The Rise of Petite Models
Petite models are becoming more popular on the runway, which has historically been dominated by tall models. Petite models, usually under 5’7″ (170 cm), add charm and adaptability to fashion. Their personable nature makes them popular for commercial and catalogue work.
Petite models have established their own niche in the industry, defying the idea that height is the main predictor of success. They demonstrate that beauty and talent are not limited by height. This move has increased chances for models of all heights, making fashion more accessible and diverse.
Tall models have had a major impact on fashion’s beauty standards. Their height lends elegance and drama to runway presentations and editorial campaigns. However, the fashion industry’s evolving landscape has also embraced diversity and inclusivity, allowing models of various heights to shine.
Through understanding and acceptance, tall models are conquering hurdles including finding clothes that fit and overcoming preconceptions. Fashion is becoming more inclusive, redefining beauty standards and celebrating individualism.
As we continue to break free from old beauty expectations, the fashion industry can exhibit the diversity and originality of people from all areas of life. By accepting models of different heights, the industry becomes more relatable, motivating, and inclusive. Height should not be a limitation but a celebration of beauty in all forms, reaching new heights in the fashion business.
FAQs about Tallest models
Q: Who’s the tallest professional model?
Amazon Eve is the tallest professional model at 6’8″ (203 cm). She challenges beauty standards and promotes body positivity in the fashion business with her height.
Q: Are there famous tall models?
Tall models have had success in fashion. 6’2″ Karlie Kloss is an example. Kloss has modelled for several famous designers and starred in high-profile campaigns, establishing her as a top model.
Q: Are tall models better in fashion?
Height is an advantage in fashion, especially on the runway. Taller models’ extended frames present clothing more elegantly and proportionally. Runway shows are more visually appealing because of their height. Tall models’ larger legs, which show off skirts, dresses, and other styles, are also sought after.
Q: Do tall models face any challenges?

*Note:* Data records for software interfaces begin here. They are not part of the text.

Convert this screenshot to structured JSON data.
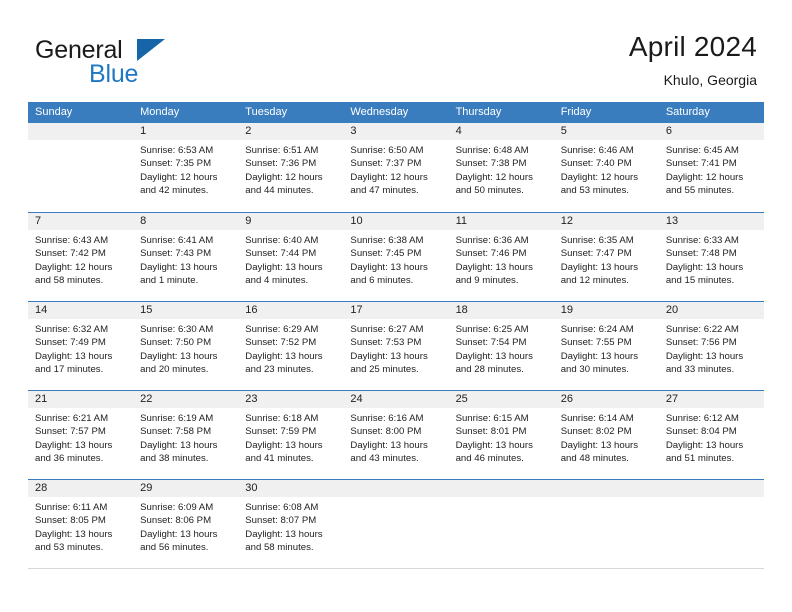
{
  "brand": {
    "word1": "General",
    "word2": "Blue",
    "flag_color": "#1565a8",
    "blue_text_color": "#1f78c1"
  },
  "header": {
    "title": "April 2024",
    "subtitle": "Khulo, Georgia"
  },
  "calendar": {
    "header_bg": "#3a7dbf",
    "day_band_bg": "#f0f0f0",
    "weekdays": [
      "Sunday",
      "Monday",
      "Tuesday",
      "Wednesday",
      "Thursday",
      "Friday",
      "Saturday"
    ],
    "weeks": [
      [
        {
          "day": "",
          "lines": []
        },
        {
          "day": "1",
          "lines": [
            "Sunrise: 6:53 AM",
            "Sunset: 7:35 PM",
            "Daylight: 12 hours",
            "and 42 minutes."
          ]
        },
        {
          "day": "2",
          "lines": [
            "Sunrise: 6:51 AM",
            "Sunset: 7:36 PM",
            "Daylight: 12 hours",
            "and 44 minutes."
          ]
        },
        {
          "day": "3",
          "lines": [
            "Sunrise: 6:50 AM",
            "Sunset: 7:37 PM",
            "Daylight: 12 hours",
            "and 47 minutes."
          ]
        },
        {
          "day": "4",
          "lines": [
            "Sunrise: 6:48 AM",
            "Sunset: 7:38 PM",
            "Daylight: 12 hours",
            "and 50 minutes."
          ]
        },
        {
          "day": "5",
          "lines": [
            "Sunrise: 6:46 AM",
            "Sunset: 7:40 PM",
            "Daylight: 12 hours",
            "and 53 minutes."
          ]
        },
        {
          "day": "6",
          "lines": [
            "Sunrise: 6:45 AM",
            "Sunset: 7:41 PM",
            "Daylight: 12 hours",
            "and 55 minutes."
          ]
        }
      ],
      [
        {
          "day": "7",
          "lines": [
            "Sunrise: 6:43 AM",
            "Sunset: 7:42 PM",
            "Daylight: 12 hours",
            "and 58 minutes."
          ]
        },
        {
          "day": "8",
          "lines": [
            "Sunrise: 6:41 AM",
            "Sunset: 7:43 PM",
            "Daylight: 13 hours",
            "and 1 minute."
          ]
        },
        {
          "day": "9",
          "lines": [
            "Sunrise: 6:40 AM",
            "Sunset: 7:44 PM",
            "Daylight: 13 hours",
            "and 4 minutes."
          ]
        },
        {
          "day": "10",
          "lines": [
            "Sunrise: 6:38 AM",
            "Sunset: 7:45 PM",
            "Daylight: 13 hours",
            "and 6 minutes."
          ]
        },
        {
          "day": "11",
          "lines": [
            "Sunrise: 6:36 AM",
            "Sunset: 7:46 PM",
            "Daylight: 13 hours",
            "and 9 minutes."
          ]
        },
        {
          "day": "12",
          "lines": [
            "Sunrise: 6:35 AM",
            "Sunset: 7:47 PM",
            "Daylight: 13 hours",
            "and 12 minutes."
          ]
        },
        {
          "day": "13",
          "lines": [
            "Sunrise: 6:33 AM",
            "Sunset: 7:48 PM",
            "Daylight: 13 hours",
            "and 15 minutes."
          ]
        }
      ],
      [
        {
          "day": "14",
          "lines": [
            "Sunrise: 6:32 AM",
            "Sunset: 7:49 PM",
            "Daylight: 13 hours",
            "and 17 minutes."
          ]
        },
        {
          "day": "15",
          "lines": [
            "Sunrise: 6:30 AM",
            "Sunset: 7:50 PM",
            "Daylight: 13 hours",
            "and 20 minutes."
          ]
        },
        {
          "day": "16",
          "lines": [
            "Sunrise: 6:29 AM",
            "Sunset: 7:52 PM",
            "Daylight: 13 hours",
            "and 23 minutes."
          ]
        },
        {
          "day": "17",
          "lines": [
            "Sunrise: 6:27 AM",
            "Sunset: 7:53 PM",
            "Daylight: 13 hours",
            "and 25 minutes."
          ]
        },
        {
          "day": "18",
          "lines": [
            "Sunrise: 6:25 AM",
            "Sunset: 7:54 PM",
            "Daylight: 13 hours",
            "and 28 minutes."
          ]
        },
        {
          "day": "19",
          "lines": [
            "Sunrise: 6:24 AM",
            "Sunset: 7:55 PM",
            "Daylight: 13 hours",
            "and 30 minutes."
          ]
        },
        {
          "day": "20",
          "lines": [
            "Sunrise: 6:22 AM",
            "Sunset: 7:56 PM",
            "Daylight: 13 hours",
            "and 33 minutes."
          ]
        }
      ],
      [
        {
          "day": "21",
          "lines": [
            "Sunrise: 6:21 AM",
            "Sunset: 7:57 PM",
            "Daylight: 13 hours",
            "and 36 minutes."
          ]
        },
        {
          "day": "22",
          "lines": [
            "Sunrise: 6:19 AM",
            "Sunset: 7:58 PM",
            "Daylight: 13 hours",
            "and 38 minutes."
          ]
        },
        {
          "day": "23",
          "lines": [
            "Sunrise: 6:18 AM",
            "Sunset: 7:59 PM",
            "Daylight: 13 hours",
            "and 41 minutes."
          ]
        },
        {
          "day": "24",
          "lines": [
            "Sunrise: 6:16 AM",
            "Sunset: 8:00 PM",
            "Daylight: 13 hours",
            "and 43 minutes."
          ]
        },
        {
          "day": "25",
          "lines": [
            "Sunrise: 6:15 AM",
            "Sunset: 8:01 PM",
            "Daylight: 13 hours",
            "and 46 minutes."
          ]
        },
        {
          "day": "26",
          "lines": [
            "Sunrise: 6:14 AM",
            "Sunset: 8:02 PM",
            "Daylight: 13 hours",
            "and 48 minutes."
          ]
        },
        {
          "day": "27",
          "lines": [
            "Sunrise: 6:12 AM",
            "Sunset: 8:04 PM",
            "Daylight: 13 hours",
            "and 51 minutes."
          ]
        }
      ],
      [
        {
          "day": "28",
          "lines": [
            "Sunrise: 6:11 AM",
            "Sunset: 8:05 PM",
            "Daylight: 13 hours",
            "and 53 minutes."
          ]
        },
        {
          "day": "29",
          "lines": [
            "Sunrise: 6:09 AM",
            "Sunset: 8:06 PM",
            "Daylight: 13 hours",
            "and 56 minutes."
          ]
        },
        {
          "day": "30",
          "lines": [
            "Sunrise: 6:08 AM",
            "Sunset: 8:07 PM",
            "Daylight: 13 hours",
            "and 58 minutes."
          ]
        },
        {
          "day": "",
          "lines": []
        },
        {
          "day": "",
          "lines": []
        },
        {
          "day": "",
          "lines": []
        },
        {
          "day": "",
          "lines": []
        }
      ]
    ]
  }
}
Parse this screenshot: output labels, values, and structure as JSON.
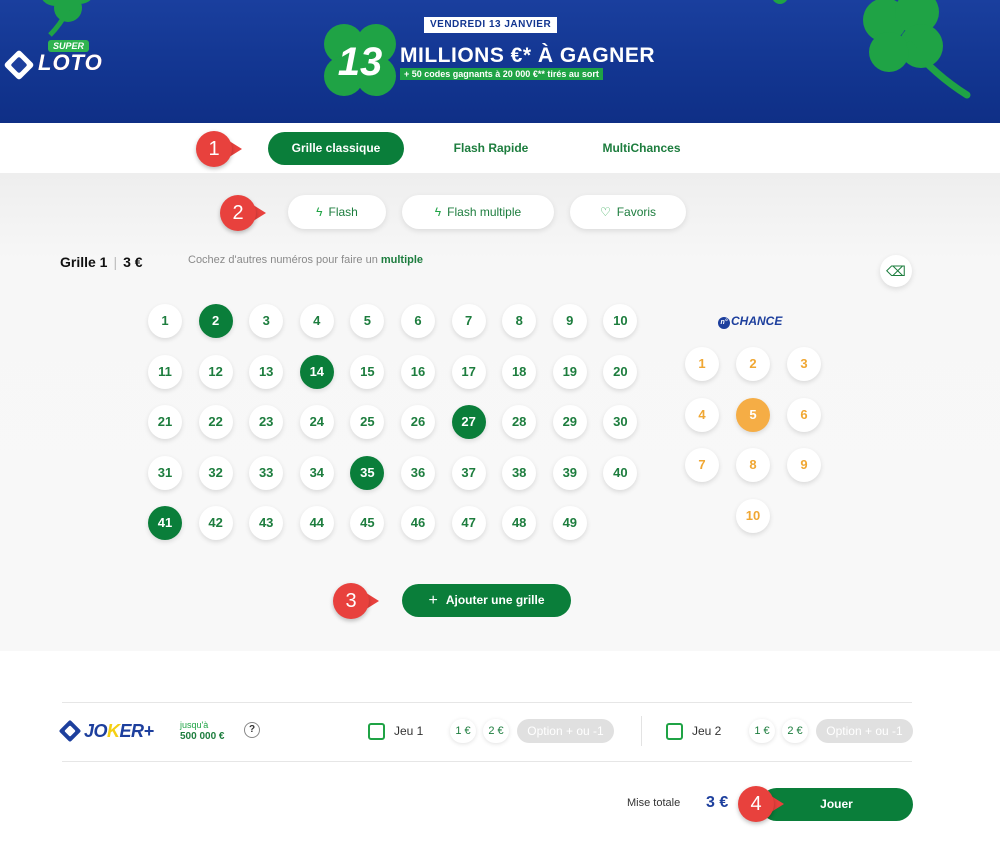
{
  "banner": {
    "logo_super": "SUPER",
    "logo_loto": "LOTO",
    "promo_date": "VENDREDI 13 JANVIER",
    "promo_number": "13",
    "promo_main": "MILLIONS €* À GAGNER",
    "promo_sub": "+ 50 codes gagnants à 20 000 €** tirés au sort"
  },
  "tabs": [
    {
      "label": "Grille classique",
      "active": true
    },
    {
      "label": "Flash Rapide",
      "active": false
    },
    {
      "label": "MultiChances",
      "active": false
    }
  ],
  "modes": [
    {
      "label": "Flash",
      "icon": "lightning-icon"
    },
    {
      "label": "Flash multiple",
      "icon": "double-lightning-icon"
    },
    {
      "label": "Favoris",
      "icon": "heart-icon"
    }
  ],
  "grid": {
    "title": "Grille 1",
    "price": "3 €",
    "hint": "Cochez d'autres numéros pour faire un ",
    "hint_link": "multiple",
    "numbers": [
      "1",
      "2",
      "3",
      "4",
      "5",
      "6",
      "7",
      "8",
      "9",
      "10",
      "11",
      "12",
      "13",
      "14",
      "15",
      "16",
      "17",
      "18",
      "19",
      "20",
      "21",
      "22",
      "23",
      "24",
      "25",
      "26",
      "27",
      "28",
      "29",
      "30",
      "31",
      "32",
      "33",
      "34",
      "35",
      "36",
      "37",
      "38",
      "39",
      "40",
      "41",
      "42",
      "43",
      "44",
      "45",
      "46",
      "47",
      "48",
      "49"
    ],
    "selected": [
      2,
      14,
      27,
      35,
      41
    ],
    "chance_logo_prefix": "n°",
    "chance_logo": "CHANCE",
    "chance_numbers": [
      "1",
      "2",
      "3",
      "4",
      "5",
      "6",
      "7",
      "8",
      "9",
      "10"
    ],
    "chance_selected": [
      5
    ],
    "add_grid_label": "Ajouter une grille"
  },
  "callouts": [
    "1",
    "2",
    "3",
    "4"
  ],
  "joker": {
    "logo_text_a": "JO",
    "logo_text_k": "K",
    "logo_text_b": "ER+",
    "jusqua": "jusqu'à",
    "jackpot": "500 000 €",
    "help": "?",
    "jeu1": {
      "label": "Jeu 1",
      "opt1": "1 €",
      "opt2": "2 €",
      "option": "Option + ou -1"
    },
    "jeu2": {
      "label": "Jeu 2",
      "opt1": "1 €",
      "opt2": "2 €",
      "option": "Option + ou -1"
    }
  },
  "footer": {
    "mise_label": "Mise totale",
    "mise_value": "3 €",
    "play_label": "Jouer"
  },
  "colors": {
    "brand_blue": "#123590",
    "green": "#0a7e3a",
    "chance_orange": "#f5ad45",
    "callout_red": "#e8413d"
  }
}
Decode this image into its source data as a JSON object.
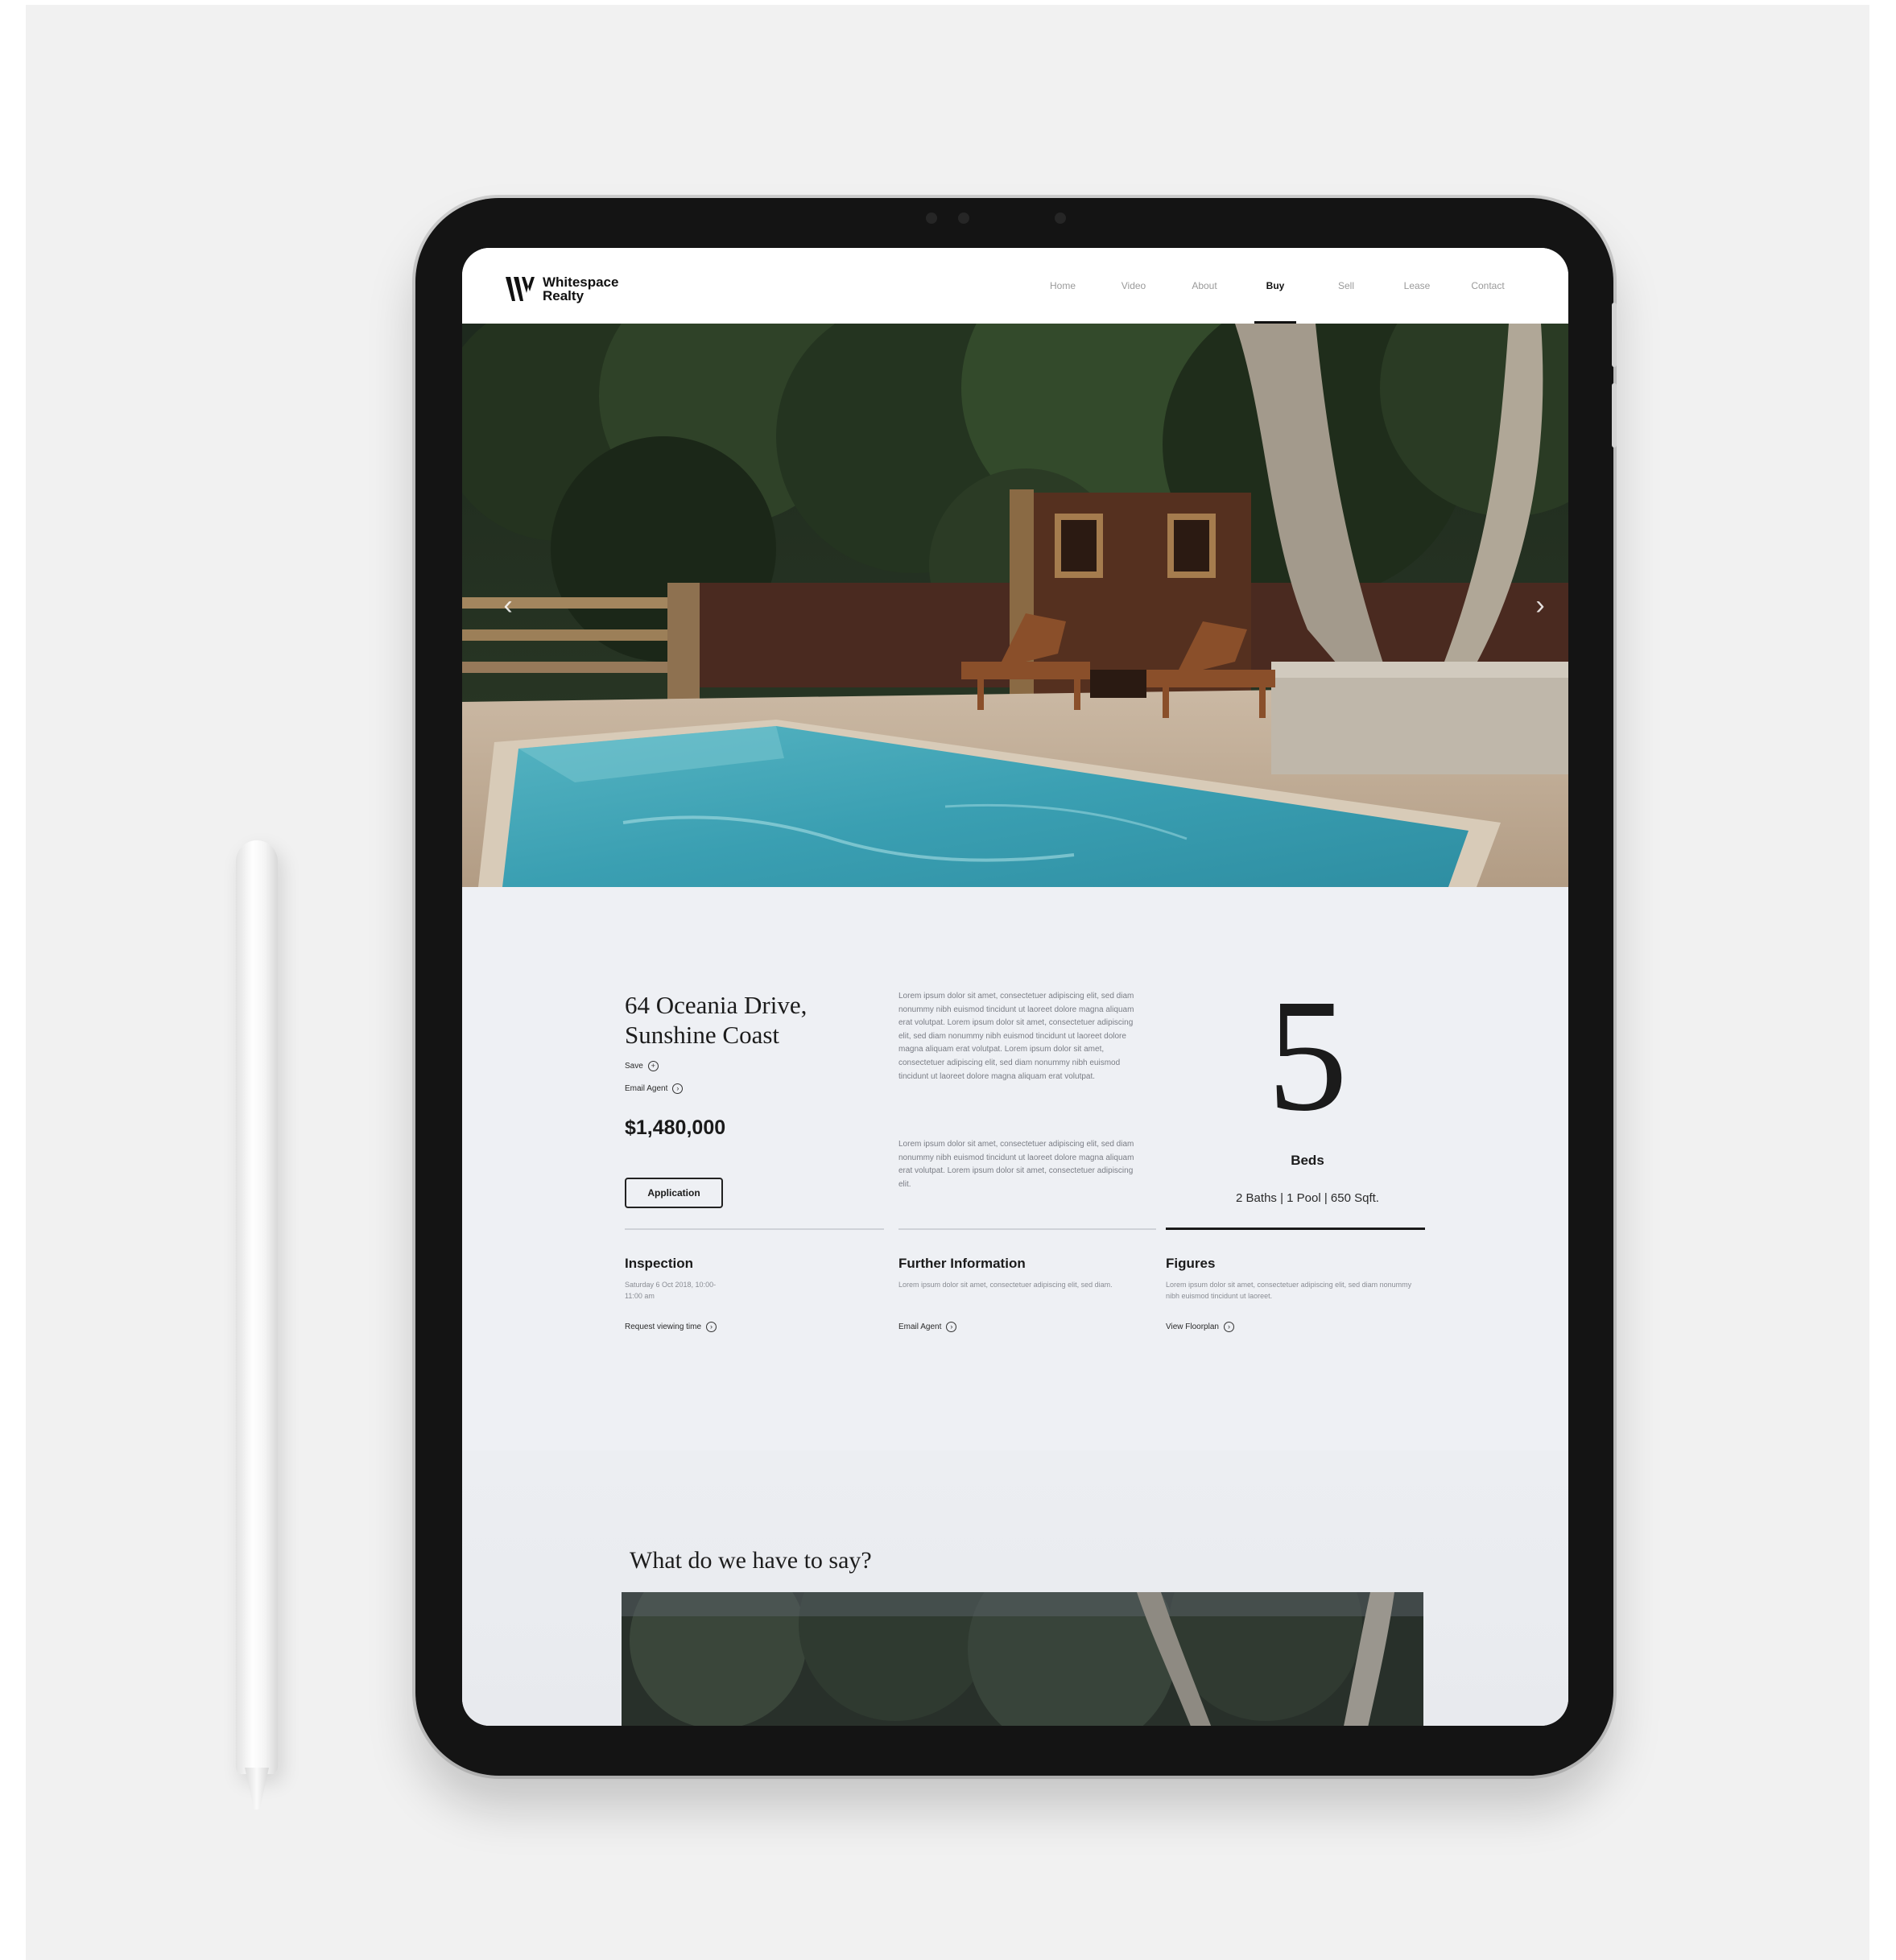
{
  "brand": {
    "name_line1": "Whitespace",
    "name_line2": "Realty"
  },
  "nav": {
    "items": [
      {
        "label": "Home",
        "active": false
      },
      {
        "label": "Video",
        "active": false
      },
      {
        "label": "About",
        "active": false
      },
      {
        "label": "Buy",
        "active": true
      },
      {
        "label": "Sell",
        "active": false
      },
      {
        "label": "Lease",
        "active": false
      },
      {
        "label": "Contact",
        "active": false
      }
    ]
  },
  "hero": {
    "prev_arrow": "‹",
    "next_arrow": "›"
  },
  "listing": {
    "address_line1": "64 Oceania Drive,",
    "address_line2": "Sunshine Coast",
    "save_label": "Save",
    "email_agent_label": "Email Agent",
    "price": "$1,480,000",
    "application_button": "Application",
    "description_p1": "Lorem ipsum dolor sit amet, consectetuer adipiscing elit, sed diam nonummy nibh euismod tincidunt ut laoreet dolore magna aliquam erat volutpat. Lorem ipsum dolor sit amet, consectetuer adipiscing elit, sed diam nonummy nibh euismod tincidunt ut laoreet dolore magna aliquam erat volutpat. Lorem ipsum dolor sit amet, consectetuer adipiscing elit, sed diam nonummy nibh euismod tincidunt ut laoreet dolore magna aliquam erat volutpat.",
    "description_p2": "Lorem ipsum dolor sit amet, consectetuer adipiscing elit, sed diam nonummy nibh euismod tincidunt ut laoreet dolore magna aliquam erat volutpat. Lorem ipsum dolor sit amet, consectetuer adipiscing elit.",
    "beds_count": "5",
    "beds_label": "Beds",
    "stats": "2 Baths  |  1 Pool  |  650 Sqft."
  },
  "info_columns": [
    {
      "title": "Inspection",
      "text": "Saturday 6 Oct 2018, 10:00-11:00 am",
      "link": "Request viewing time"
    },
    {
      "title": "Further Information",
      "text": "Lorem ipsum dolor sit amet, consectetuer adipiscing elit, sed diam.",
      "link": "Email Agent"
    },
    {
      "title": "Figures",
      "text": "Lorem ipsum dolor sit amet, consectetuer adipiscing elit, sed diam nonummy nibh euismod tincidunt ut laoreet.",
      "link": "View Floorplan"
    }
  ],
  "lower_section": {
    "heading": "What do we have to say?"
  },
  "colors": {
    "accent": "#1a1a1a",
    "page_bg": "#eef0f4",
    "pool": "#3fa7b8"
  }
}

Tall models encounter obstacles despite their advantages. Most apparel is made for ordinary heights. Tall models often need custom-made or adapted attire, which can delay and expense their careers. Tall models may be rejected due to their height and pressure to maintain a certain body proportion. The fashion business is growing more diverse and accepting of all body shapes.
Q: Models must be tall, right?
Height requirements depend on the modelling kind and market. High fashion models are normally 5’9″ (175 cm) to 6’0″ (183 cm) for women and 6’3″ (191 cm) for men. However, the profession is changing and there are opportunities for models of all heights in commercial, plus-size, and tiny modelling.
Q: How has the fashion business embraced diversity recently?
The fashion industry has made progress in diversity and inclusivity. Representing varied ethnicities and body kinds is becoming more important. Designers, businesses, and casting agencies are aggressively seeking models of different heights, sizes, races, and gender identities to promote diversity. Models who defy beauty standards are more visible in runway shows, advertisements, and editorials.
Q: Do tiny models work in fashion?
Yes, definitely. The fashion business recognises diminutive models’ relatability and demand. Petite models, often under 5’7″ (170 cm), have carved themselves a niche in the industry, showing that beauty and ability come in many shapes. They’ve provided opportunities for models of various heights, making fashion more accessible and diverse.